_Action item_
Only lines containing the word "Cancel" belong in the answer; copy each one from the records.

*** Opening Provided data ***

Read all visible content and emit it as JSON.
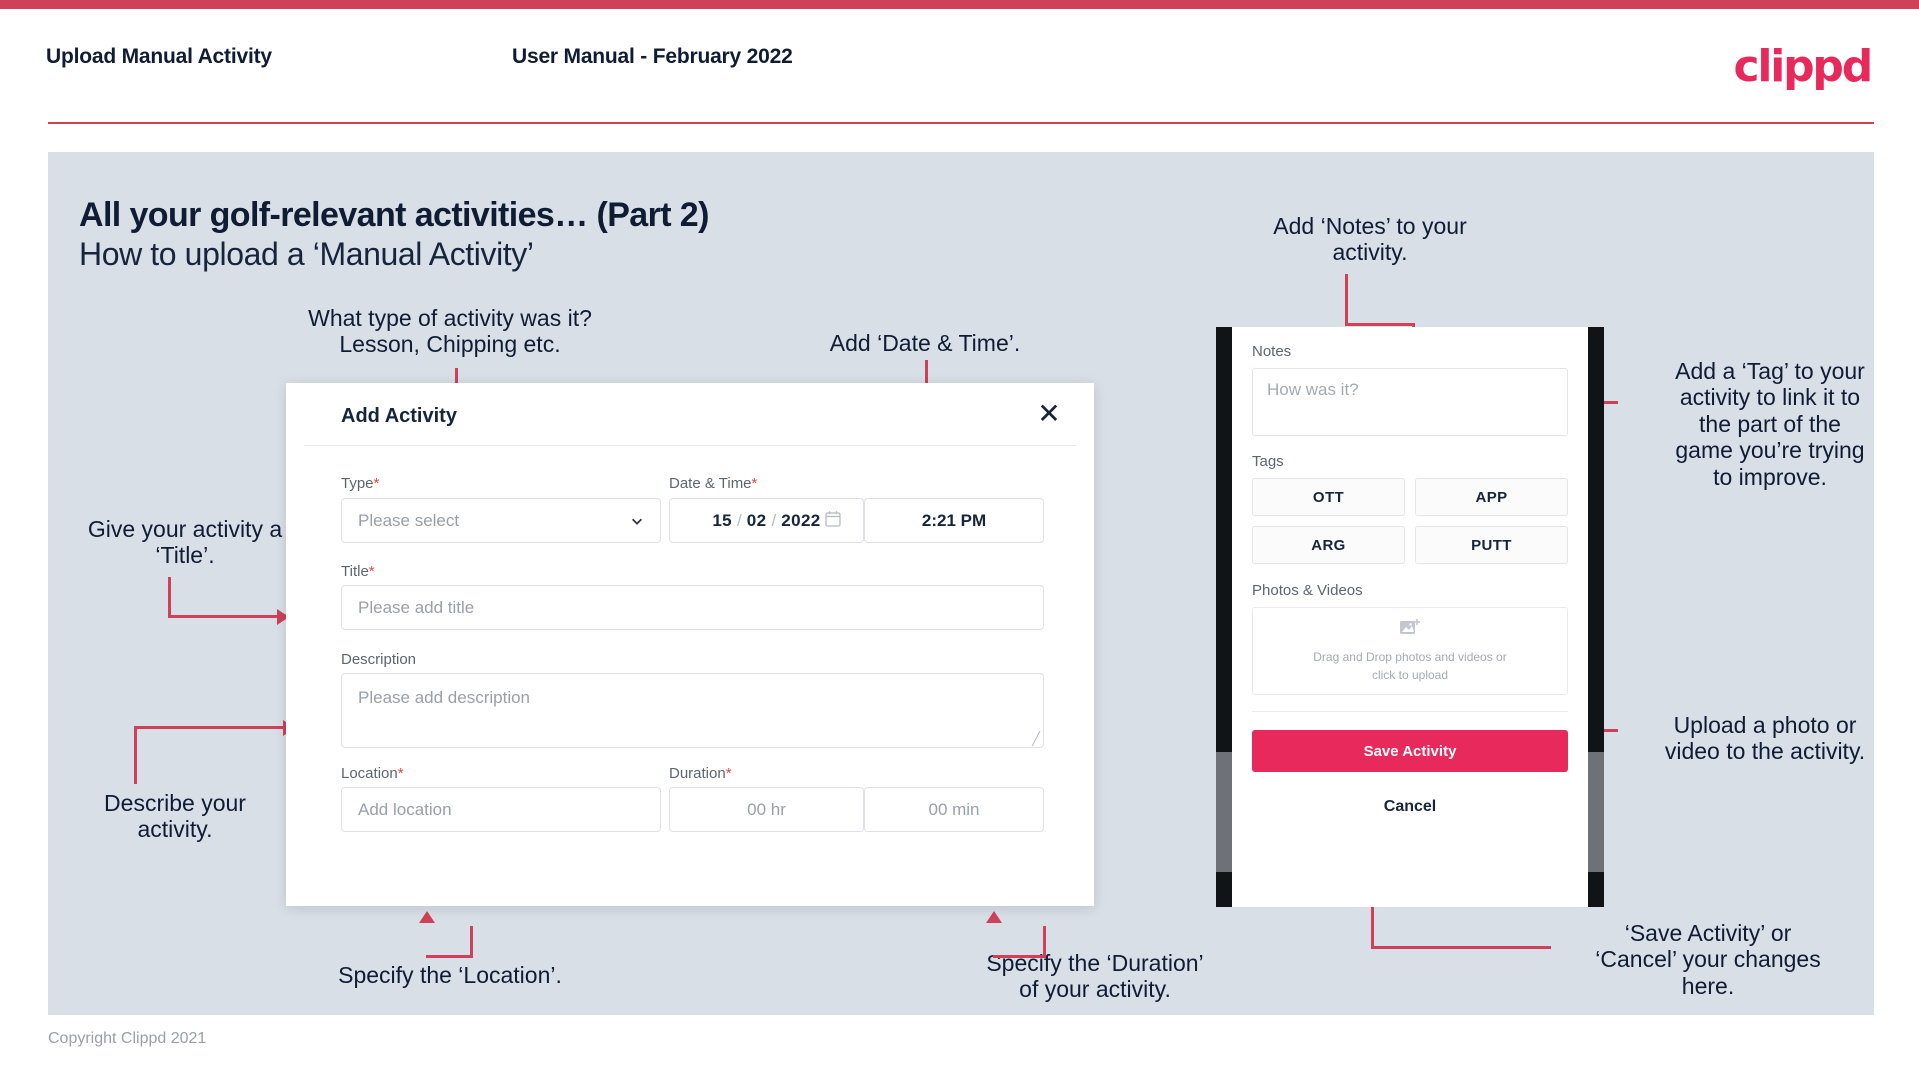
{
  "header": {
    "title": "Upload Manual Activity",
    "subtitle": "User Manual - February 2022",
    "logo": "clippd"
  },
  "slide": {
    "title": "All your golf-relevant activities… (Part 2)",
    "subtitle": "How to upload a ‘Manual Activity’"
  },
  "annotations": {
    "type": "What type of activity was it?\nLesson, Chipping etc.",
    "datetime": "Add ‘Date & Time’.",
    "title_field": "Give your activity a\n‘Title’.",
    "description": "Describe your\nactivity.",
    "location": "Specify the ‘Location’.",
    "duration": "Specify the ‘Duration’\nof your activity.",
    "notes": "Add ‘Notes’ to your\nactivity.",
    "tags": "Add a ‘Tag’ to your\nactivity to link it to\nthe part of the\ngame you’re trying\nto improve.",
    "photos": "Upload a photo or\nvideo to the activity.",
    "save_cancel": "‘Save Activity’ or\n‘Cancel’ your changes\nhere."
  },
  "modal": {
    "title": "Add Activity",
    "close_icon": "close-icon",
    "fields": {
      "type": {
        "label": "Type",
        "required": "*",
        "placeholder": "Please select",
        "chevron_icon": "chevron-down-icon"
      },
      "datetime": {
        "label": "Date & Time",
        "required": "*",
        "day": "15",
        "month": "02",
        "year": "2022",
        "sep": "/",
        "calendar_icon": "calendar-icon",
        "time": "2:21 PM"
      },
      "title": {
        "label": "Title",
        "required": "*",
        "placeholder": "Please add title"
      },
      "description": {
        "label": "Description",
        "required": "",
        "placeholder": "Please add description"
      },
      "location": {
        "label": "Location",
        "required": "*",
        "placeholder": "Add location"
      },
      "duration": {
        "label": "Duration",
        "required": "*",
        "hours_placeholder": "00 hr",
        "minutes_placeholder": "00 min"
      }
    }
  },
  "phone": {
    "notes": {
      "label": "Notes",
      "placeholder": "How was it?"
    },
    "tags": {
      "label": "Tags",
      "items": [
        "OTT",
        "APP",
        "ARG",
        "PUTT"
      ]
    },
    "photos": {
      "label": "Photos & Videos",
      "dropzone_line1": "Drag and Drop photos and videos or",
      "dropzone_line2": "click to upload",
      "icon": "add-image-icon"
    },
    "save_label": "Save Activity",
    "cancel_label": "Cancel"
  },
  "footer": {
    "copyright": "Copyright Clippd 2021"
  },
  "colors": {
    "brand_crimson": "#e8295b",
    "accent_line": "#cf4059",
    "slide_bg": "#d9dfe7",
    "text_dark": "#0f1c33",
    "required_red": "#f4433c"
  }
}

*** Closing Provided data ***

_Task response_
    "save_cancel": "‘Save Activity’ or\n‘Cancel’ your changes\nhere."
    "cancel_label": "Cancel"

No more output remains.